Lester's signing bonus is $30 million, paid over the life of the contract, according to a source familiar with the terms.
— Jayson Stark (@jaysonst) December 10, 2014
Jon Lester's option vests with 200 IP in sixth year or 400 total in the fifth and sixth. Signing bonus $20M upfront, $10M more spread out.
— Jeff Passan (@JeffPassan) December 10, 2014
- (CONTINUING UPDATE): That’s probably going to come in handy for baseball ops down the road in terms of internal accounting. They had extra money to spend in year 2014, and they spent it in year 2014. This matters for somewhat complicated reasons tied to the Cubs’ debt situation, more fully explained here. The TL;DR version is that, right now, the Cubs have some limitations with respect to how much they can spend in a given year relative to revenue. So, by putting that $30 million in the 2014 bucket, they add a little extra flexibility for the coming years. Lester’s probably pretty happy about it, too. (If you’re wondering how a “bonus” can count in 2014, but have portions of it paid out over the life of the contract, as far as I know, it’s just a matter of accounting. Or maybe only $20 million goes in the 2014 bucket. In either case, the point stands.) OK, back to the original post …

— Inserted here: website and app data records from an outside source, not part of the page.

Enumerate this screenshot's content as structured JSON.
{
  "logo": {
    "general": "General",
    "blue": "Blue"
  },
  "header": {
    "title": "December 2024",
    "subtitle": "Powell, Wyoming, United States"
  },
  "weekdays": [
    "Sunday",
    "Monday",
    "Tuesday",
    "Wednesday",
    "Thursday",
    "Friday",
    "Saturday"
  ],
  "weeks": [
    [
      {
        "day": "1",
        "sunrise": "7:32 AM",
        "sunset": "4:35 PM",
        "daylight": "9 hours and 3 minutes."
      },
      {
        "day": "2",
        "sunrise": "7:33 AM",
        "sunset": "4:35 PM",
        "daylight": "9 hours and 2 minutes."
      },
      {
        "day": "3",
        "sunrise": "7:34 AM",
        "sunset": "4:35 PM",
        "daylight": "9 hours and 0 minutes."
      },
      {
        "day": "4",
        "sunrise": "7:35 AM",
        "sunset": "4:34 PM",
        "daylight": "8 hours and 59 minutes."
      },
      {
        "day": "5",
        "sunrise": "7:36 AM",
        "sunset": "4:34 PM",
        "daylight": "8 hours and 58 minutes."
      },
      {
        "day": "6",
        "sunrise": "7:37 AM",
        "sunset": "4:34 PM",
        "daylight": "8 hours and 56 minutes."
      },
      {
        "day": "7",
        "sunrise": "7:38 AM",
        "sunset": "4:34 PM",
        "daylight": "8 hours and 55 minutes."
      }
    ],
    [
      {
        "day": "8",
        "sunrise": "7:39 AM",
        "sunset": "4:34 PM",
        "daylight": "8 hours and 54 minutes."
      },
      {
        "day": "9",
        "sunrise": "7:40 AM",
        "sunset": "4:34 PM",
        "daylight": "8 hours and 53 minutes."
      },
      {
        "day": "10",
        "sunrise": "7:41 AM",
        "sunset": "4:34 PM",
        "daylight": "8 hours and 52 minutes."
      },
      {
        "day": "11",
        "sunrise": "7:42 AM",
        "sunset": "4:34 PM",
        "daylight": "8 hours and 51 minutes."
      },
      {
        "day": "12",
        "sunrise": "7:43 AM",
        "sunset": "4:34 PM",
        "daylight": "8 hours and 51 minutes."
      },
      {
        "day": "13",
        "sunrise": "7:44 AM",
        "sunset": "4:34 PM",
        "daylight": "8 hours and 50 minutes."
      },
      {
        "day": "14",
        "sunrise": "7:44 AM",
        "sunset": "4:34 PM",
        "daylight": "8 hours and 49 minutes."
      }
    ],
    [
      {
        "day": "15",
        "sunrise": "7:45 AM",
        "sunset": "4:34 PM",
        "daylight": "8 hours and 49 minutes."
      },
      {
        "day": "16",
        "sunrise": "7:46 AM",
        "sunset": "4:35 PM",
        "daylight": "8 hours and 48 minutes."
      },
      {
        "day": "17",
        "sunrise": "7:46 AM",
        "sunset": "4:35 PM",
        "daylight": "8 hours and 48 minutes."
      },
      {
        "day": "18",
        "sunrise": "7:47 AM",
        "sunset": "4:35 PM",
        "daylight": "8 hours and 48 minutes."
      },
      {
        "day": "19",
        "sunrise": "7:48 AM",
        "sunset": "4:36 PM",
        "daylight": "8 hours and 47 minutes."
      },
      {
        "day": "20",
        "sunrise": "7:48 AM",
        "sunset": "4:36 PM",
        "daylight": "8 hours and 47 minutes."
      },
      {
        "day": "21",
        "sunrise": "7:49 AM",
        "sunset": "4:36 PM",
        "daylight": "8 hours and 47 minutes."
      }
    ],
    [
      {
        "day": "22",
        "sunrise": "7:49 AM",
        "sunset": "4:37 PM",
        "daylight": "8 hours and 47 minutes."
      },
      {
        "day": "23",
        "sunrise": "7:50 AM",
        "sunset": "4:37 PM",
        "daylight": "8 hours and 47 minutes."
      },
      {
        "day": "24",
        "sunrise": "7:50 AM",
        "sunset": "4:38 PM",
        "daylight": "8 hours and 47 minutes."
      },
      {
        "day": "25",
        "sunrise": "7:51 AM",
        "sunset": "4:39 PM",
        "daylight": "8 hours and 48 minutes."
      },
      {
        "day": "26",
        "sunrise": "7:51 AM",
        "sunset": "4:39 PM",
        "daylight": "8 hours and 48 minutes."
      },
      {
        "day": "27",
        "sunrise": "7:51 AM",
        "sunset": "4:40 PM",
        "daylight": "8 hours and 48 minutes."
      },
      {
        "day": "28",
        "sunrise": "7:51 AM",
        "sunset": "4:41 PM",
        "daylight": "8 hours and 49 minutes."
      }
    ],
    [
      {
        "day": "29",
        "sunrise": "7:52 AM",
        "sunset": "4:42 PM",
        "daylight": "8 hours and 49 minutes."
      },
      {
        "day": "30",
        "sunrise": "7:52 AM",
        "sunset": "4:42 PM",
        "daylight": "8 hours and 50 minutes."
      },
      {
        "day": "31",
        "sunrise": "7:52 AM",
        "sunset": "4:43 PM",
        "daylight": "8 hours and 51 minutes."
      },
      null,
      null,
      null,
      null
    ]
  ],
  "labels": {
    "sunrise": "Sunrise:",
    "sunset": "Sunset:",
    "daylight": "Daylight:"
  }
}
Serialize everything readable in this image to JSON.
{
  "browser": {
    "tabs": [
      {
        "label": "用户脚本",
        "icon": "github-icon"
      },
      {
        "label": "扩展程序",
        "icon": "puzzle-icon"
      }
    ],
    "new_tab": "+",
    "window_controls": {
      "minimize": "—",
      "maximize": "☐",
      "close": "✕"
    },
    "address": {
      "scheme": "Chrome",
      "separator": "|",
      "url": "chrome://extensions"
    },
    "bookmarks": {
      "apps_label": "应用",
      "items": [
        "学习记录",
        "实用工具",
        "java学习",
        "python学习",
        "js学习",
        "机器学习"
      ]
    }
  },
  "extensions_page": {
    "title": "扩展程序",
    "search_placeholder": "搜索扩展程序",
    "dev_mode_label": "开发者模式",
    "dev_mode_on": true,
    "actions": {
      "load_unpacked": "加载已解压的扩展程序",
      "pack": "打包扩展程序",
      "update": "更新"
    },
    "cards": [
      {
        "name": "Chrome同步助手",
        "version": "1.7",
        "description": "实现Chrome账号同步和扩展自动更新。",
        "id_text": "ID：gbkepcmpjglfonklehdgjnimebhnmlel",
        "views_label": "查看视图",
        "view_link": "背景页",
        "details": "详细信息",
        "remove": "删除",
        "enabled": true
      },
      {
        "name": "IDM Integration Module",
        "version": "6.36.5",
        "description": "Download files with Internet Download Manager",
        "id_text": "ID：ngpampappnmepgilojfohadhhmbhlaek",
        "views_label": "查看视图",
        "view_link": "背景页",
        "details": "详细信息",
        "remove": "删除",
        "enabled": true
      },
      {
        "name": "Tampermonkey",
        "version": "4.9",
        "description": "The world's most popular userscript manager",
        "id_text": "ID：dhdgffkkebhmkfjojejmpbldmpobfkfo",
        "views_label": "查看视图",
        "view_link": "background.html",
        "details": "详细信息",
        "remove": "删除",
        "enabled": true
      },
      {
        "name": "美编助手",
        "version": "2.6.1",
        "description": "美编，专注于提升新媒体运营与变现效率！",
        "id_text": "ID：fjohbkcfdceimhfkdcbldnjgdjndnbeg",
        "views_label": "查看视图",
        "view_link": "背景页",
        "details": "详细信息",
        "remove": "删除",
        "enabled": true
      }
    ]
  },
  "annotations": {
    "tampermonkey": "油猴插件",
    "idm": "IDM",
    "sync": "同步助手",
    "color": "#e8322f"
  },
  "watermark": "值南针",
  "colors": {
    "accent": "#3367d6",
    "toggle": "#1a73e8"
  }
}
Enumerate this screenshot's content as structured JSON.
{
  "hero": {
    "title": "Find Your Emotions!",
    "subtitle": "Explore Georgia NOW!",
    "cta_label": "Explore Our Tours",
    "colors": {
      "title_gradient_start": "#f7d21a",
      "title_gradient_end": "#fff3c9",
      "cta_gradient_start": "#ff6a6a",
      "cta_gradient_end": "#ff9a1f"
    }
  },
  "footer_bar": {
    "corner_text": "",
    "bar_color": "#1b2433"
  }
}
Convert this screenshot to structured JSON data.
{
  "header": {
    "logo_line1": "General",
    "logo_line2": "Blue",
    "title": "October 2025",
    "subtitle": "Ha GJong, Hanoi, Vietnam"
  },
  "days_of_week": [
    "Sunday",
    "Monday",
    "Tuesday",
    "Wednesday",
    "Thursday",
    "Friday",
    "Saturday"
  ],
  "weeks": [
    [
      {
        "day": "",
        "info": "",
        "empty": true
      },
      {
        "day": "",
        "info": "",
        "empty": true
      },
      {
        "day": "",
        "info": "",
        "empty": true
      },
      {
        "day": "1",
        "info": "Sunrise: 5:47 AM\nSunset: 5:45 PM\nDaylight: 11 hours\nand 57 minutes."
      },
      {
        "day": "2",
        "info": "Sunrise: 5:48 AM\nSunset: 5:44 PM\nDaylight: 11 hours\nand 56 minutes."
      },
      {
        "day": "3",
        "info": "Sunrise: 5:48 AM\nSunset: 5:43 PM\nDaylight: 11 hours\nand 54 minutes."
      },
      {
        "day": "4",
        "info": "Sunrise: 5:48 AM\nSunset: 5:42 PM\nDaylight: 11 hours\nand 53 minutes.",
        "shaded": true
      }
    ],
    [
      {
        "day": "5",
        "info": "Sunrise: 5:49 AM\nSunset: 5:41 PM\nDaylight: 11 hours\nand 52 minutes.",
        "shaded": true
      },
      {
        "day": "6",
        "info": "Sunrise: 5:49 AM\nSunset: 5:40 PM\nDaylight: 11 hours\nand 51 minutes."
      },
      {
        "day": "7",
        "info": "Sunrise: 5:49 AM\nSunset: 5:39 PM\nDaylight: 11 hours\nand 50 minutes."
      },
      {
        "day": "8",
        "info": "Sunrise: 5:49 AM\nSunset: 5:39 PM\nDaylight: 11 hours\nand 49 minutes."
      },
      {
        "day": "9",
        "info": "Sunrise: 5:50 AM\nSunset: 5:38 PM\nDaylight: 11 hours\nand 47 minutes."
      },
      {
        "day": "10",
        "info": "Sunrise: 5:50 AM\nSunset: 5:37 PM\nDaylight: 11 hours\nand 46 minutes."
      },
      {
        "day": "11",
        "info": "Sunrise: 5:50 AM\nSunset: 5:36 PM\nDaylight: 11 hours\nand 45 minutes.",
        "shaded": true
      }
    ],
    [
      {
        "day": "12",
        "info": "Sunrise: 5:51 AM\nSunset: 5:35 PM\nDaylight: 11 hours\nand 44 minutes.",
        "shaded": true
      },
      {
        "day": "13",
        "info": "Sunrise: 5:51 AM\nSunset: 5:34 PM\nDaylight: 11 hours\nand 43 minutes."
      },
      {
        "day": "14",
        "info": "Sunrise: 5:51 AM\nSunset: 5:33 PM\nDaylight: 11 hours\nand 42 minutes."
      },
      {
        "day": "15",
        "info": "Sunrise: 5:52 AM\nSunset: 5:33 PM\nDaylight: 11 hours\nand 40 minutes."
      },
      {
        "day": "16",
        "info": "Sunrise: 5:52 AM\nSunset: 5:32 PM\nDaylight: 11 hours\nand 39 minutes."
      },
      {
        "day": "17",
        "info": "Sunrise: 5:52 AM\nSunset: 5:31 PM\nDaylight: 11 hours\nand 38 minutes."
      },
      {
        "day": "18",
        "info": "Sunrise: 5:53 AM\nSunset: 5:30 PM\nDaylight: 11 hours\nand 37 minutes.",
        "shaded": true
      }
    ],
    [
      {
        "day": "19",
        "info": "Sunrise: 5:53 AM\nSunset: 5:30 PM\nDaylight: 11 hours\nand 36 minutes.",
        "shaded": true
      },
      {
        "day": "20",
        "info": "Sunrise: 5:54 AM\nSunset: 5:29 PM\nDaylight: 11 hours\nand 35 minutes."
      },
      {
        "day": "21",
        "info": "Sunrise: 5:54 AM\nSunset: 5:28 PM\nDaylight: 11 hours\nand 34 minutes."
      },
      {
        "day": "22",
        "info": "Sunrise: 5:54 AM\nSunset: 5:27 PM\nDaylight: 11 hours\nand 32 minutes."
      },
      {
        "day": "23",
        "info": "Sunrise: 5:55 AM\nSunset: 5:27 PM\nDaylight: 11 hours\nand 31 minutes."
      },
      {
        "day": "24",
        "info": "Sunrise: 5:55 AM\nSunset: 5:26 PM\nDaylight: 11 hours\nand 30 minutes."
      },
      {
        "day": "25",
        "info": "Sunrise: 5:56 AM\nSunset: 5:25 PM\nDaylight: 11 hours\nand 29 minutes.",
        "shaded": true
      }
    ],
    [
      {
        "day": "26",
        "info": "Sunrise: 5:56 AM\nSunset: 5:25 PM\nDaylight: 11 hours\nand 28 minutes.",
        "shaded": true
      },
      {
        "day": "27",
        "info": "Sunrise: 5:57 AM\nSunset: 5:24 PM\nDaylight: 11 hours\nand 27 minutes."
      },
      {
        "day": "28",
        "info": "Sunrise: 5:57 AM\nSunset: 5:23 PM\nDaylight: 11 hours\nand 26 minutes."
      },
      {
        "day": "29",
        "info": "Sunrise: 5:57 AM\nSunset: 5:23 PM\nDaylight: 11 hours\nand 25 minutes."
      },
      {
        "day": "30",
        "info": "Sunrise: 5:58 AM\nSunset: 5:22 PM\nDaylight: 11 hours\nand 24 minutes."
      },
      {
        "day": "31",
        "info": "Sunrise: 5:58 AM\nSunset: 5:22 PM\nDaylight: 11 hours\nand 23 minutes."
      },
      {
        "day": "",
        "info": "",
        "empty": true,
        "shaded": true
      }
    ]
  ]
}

- (JUST KIDDING, ANOTHER UPDATE): More contractual terms slipped out here. Full no-trade clause is the big one. NOW, back to the original post …
- The Red Sox offer, as reported by a variety of sources, topped out at six years and $135 million, and they were the runners up. That means, as we suspected, they did have the inside track all along (otherwise the Cubs wouldn’t have had to top them by $20 million), but the Cubs overcame that with a little extra money and probably some excellent pitching (not the throwing kind, the ‘Mad Men’ kind). It also means that the Red Sox were comfortable losing out on Lester if they couldn’t get him on a relative bargain deal. They will rightly be excoriated by the local press and fans for failing to offer this kind of deal back in the Spring, when it almost certainly would have locked up Lester. Instead, they offered barely half that amount, and now Lester is a Cub.
- The Giants, on the other hand, were right there with the Cubs, in terms of the financial offer, and they were the team – not the Dodgers – who were willing to add a seventh guaranteed year, according to Jeff Passan. The guarantee, however, would be about $168 million. So, yes, that’s a larger guarantee than the Cubs were offering, but I wouldn’t quite go so far as to say that Lester took a lesser deal to come to the Cubs. It’s close. Would he think he could make more than $13 million after his age 36 season? And the Cubs did put that vesting option in there for more than $13 million. So, that is all to say, the offers were pretty close, with the Giants offer probably being a touch better financially. Then again, the Giants were apparently told they were out before they had a chance to sweeten any further, so it’s clear that, regardless of the money difference, Lester wanted to come to the Cubs (or Red Sox).
- The Cubs’ 40-man roster stands at 38 after the addition of Miguel Montero. That leaves two spots for Lester and Jason Hammel, when their deals are finalized, though the Cubs may wait to do so until after the Rule 5 Draft tomorrow so they’ll have a spot to make a pick if they decide to do so. In any case, there remain a few players who could probably be de-rostered, and it’s not like the Cubs are done making moves this offseason.
- That is a reminder, by the way, that the deal is technically not final, and could still be pending a physical. That rarely impacts a deal, but, it’s one more step to take before this is totally complete.